Our View: Public art plan shows value of collaboration

DKS Editors

The city of Kent has always had a specific cultural identity that places emphasis on the arts through the presence of small, local businesses and celebrations such as the ‘Round Town Music Festival and the International Festival. The local businesses and galleries provide a medium for artists and entrepreneurs to showcase their ideas and work. Kent festivals and celebrations provide the community with a meeting place not only to enjoy art together but also to share some of the community members’ best creations.

As Kent State continues to grow in enrollment and scale of its campus, Kent — specifically the downtown area — faces the risk of losing its cultural identity. Larger businesses and chains have expanded into the city of Kent in hopes of capitalizing on a growing student body at Kent State. If the city of Kent is not careful, it will soon transform from a small town with a large public university to a small town dependent on a large public university. The plans of LAND Studio to incorporate public arts through collaboration between the city of Kent and Kent State are a step in the right direction.

The plans for a public art program demonstrate the mutual benefits of collaboration between the city of Kent and Kent State. Kent State student artists will now have another medium for their expression: the streets of the city of Kent. Kent will reap the benefits of this art, as it will enhance the physical attractiveness of the city and attract more residents, businesses and students.

As Kent State and the city of Kent continue to transform and grow, it may be difficult to find “win-win” situations for both entities.

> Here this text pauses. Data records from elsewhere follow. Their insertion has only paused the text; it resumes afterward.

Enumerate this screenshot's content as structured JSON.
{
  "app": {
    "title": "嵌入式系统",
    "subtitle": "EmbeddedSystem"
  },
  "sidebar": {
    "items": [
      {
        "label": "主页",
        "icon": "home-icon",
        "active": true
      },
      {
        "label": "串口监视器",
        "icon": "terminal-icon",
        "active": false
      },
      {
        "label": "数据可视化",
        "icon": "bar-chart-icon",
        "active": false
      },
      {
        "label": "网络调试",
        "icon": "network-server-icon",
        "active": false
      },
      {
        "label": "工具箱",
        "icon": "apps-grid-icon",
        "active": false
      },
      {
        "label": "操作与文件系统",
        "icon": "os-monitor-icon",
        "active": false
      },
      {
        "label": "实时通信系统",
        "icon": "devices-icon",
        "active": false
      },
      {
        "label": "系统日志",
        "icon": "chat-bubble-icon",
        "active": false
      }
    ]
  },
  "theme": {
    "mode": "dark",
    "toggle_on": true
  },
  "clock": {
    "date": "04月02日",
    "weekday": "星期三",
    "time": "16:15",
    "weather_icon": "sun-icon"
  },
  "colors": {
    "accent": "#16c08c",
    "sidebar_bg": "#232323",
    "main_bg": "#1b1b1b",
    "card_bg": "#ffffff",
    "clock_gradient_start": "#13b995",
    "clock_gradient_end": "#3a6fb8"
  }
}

Inevitably, this growth may displace longtime businesses and residents of Kent while also changing the public image of Kent State from “hometown hero” to “insatiable behemoth” that swallows up anyone, or anything, not willing to join Team Kent State.

The public arts collaboration is one of these rare “win-win” situations. As the semesters pass, the city of Kent and Kent State need to continue looking for these types of collaboration in hopes of bolstering both parties’ cultural and physical identities while protecting the established, and beloved, of both.

The above editorial is the consensus opinion of the Daily Kent Stater editorial board.